**AIM OF THE EXERCISE**
Gather all lines in the records below that include the word "this".

___ SUPPLIED DATA ___

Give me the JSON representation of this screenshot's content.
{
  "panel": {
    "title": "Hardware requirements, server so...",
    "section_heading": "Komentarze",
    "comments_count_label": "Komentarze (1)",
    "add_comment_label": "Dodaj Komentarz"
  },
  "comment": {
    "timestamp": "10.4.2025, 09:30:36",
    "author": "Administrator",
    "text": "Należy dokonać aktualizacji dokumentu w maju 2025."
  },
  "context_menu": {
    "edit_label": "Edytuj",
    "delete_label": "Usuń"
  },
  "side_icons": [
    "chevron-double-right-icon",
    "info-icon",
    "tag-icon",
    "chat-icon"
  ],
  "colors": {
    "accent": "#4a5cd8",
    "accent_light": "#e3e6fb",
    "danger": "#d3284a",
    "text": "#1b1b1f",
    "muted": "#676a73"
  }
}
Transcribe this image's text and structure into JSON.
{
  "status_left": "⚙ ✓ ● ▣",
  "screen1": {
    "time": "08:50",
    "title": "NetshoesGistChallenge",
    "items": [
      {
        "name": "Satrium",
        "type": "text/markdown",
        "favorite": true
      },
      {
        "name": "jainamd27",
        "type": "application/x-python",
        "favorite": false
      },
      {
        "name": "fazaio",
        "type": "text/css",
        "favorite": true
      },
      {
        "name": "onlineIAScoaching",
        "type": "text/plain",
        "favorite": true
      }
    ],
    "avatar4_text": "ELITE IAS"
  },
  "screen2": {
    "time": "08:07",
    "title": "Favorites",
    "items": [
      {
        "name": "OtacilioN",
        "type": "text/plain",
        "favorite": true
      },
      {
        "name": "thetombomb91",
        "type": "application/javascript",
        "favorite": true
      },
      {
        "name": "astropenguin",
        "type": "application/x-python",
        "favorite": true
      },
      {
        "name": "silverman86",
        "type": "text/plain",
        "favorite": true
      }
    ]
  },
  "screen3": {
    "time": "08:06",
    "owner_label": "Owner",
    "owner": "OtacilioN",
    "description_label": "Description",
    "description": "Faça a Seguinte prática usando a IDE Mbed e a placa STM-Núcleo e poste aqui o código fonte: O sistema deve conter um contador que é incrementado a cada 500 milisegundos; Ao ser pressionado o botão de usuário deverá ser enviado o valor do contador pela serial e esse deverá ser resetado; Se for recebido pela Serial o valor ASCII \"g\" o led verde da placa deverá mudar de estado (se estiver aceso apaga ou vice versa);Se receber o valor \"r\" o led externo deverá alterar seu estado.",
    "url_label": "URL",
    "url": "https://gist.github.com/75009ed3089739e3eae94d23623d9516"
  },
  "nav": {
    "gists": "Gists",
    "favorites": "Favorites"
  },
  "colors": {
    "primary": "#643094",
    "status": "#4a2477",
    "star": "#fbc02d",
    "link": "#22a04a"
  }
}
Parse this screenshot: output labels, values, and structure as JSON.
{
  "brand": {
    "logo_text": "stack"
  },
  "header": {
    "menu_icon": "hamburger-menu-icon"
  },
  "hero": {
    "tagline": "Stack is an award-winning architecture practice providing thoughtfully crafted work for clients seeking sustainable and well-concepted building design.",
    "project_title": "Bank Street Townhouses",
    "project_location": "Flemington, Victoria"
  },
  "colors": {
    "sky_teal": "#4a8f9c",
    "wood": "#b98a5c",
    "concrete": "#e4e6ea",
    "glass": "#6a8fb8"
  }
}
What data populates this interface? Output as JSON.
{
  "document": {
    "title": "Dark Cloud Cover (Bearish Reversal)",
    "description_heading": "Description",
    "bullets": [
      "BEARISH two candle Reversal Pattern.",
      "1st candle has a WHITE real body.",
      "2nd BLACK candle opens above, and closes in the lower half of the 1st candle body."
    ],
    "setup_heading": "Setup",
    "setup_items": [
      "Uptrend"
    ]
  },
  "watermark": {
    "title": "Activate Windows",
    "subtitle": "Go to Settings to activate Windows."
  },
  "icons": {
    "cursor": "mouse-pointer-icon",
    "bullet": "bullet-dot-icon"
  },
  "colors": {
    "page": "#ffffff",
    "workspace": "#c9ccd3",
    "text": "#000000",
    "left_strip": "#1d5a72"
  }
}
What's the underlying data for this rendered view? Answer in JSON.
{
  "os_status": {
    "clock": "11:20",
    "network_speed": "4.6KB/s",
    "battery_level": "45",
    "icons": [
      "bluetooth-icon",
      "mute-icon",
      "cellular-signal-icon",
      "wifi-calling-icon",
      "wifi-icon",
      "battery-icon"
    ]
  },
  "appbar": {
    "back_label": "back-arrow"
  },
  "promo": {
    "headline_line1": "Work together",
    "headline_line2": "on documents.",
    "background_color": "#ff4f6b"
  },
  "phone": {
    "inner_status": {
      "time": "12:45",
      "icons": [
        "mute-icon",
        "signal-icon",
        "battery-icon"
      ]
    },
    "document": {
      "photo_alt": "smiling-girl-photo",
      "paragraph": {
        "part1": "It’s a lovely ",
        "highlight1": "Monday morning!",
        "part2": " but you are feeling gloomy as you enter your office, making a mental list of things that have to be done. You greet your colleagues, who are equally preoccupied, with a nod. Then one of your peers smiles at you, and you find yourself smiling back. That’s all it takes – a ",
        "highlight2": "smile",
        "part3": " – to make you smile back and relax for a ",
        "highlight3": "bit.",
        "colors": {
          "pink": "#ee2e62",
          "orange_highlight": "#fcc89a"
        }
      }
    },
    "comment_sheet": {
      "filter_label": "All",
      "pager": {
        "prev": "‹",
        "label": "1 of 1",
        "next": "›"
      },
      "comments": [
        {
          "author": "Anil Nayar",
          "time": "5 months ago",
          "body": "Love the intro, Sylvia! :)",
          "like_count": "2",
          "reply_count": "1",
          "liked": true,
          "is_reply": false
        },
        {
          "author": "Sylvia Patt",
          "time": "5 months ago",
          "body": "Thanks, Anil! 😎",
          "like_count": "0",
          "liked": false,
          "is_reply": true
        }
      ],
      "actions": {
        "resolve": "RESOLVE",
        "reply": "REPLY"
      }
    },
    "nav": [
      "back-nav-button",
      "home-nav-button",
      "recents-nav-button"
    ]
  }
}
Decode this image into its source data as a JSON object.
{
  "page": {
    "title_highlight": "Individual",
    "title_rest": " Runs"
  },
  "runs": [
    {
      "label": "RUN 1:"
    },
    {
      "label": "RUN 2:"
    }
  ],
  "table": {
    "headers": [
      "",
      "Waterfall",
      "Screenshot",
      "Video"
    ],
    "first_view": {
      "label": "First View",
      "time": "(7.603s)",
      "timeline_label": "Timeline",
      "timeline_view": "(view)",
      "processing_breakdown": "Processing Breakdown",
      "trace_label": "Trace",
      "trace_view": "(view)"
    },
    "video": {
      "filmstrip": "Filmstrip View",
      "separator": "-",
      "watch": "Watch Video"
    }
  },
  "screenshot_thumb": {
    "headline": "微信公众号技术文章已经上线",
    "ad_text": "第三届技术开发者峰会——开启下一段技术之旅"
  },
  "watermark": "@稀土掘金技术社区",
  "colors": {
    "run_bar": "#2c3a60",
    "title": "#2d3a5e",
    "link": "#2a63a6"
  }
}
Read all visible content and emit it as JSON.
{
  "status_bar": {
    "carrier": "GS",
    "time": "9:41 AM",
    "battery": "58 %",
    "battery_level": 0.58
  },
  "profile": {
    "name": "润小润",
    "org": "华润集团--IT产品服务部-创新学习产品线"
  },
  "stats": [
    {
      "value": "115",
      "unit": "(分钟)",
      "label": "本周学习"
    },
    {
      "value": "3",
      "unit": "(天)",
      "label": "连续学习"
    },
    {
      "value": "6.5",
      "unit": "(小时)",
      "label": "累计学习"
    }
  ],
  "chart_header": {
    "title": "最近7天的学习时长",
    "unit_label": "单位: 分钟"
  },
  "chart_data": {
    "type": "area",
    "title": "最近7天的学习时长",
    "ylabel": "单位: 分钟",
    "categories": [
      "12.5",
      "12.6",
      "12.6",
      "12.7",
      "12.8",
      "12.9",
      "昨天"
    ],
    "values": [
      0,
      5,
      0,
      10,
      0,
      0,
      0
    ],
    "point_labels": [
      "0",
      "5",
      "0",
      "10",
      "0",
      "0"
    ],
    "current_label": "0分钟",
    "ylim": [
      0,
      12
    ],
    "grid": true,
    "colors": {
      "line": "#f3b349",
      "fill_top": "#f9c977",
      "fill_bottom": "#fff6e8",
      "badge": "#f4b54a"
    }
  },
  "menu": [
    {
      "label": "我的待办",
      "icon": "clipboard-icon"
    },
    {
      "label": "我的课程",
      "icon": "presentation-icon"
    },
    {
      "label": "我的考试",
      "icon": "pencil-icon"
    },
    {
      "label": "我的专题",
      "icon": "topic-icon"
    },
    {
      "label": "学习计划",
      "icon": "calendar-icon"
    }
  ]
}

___

**SOLVED EXERCISE**
Give me the JSON representation of this screenshot's content.
Transcribe this image's text and structure into JSON.
Parse this screenshot: output labels, values, and structure as JSON.
What data populates this interface? Output as JSON.
What's the underlying data for this rendered view? Answer in JSON.
Decode this image into its source data as a JSON object.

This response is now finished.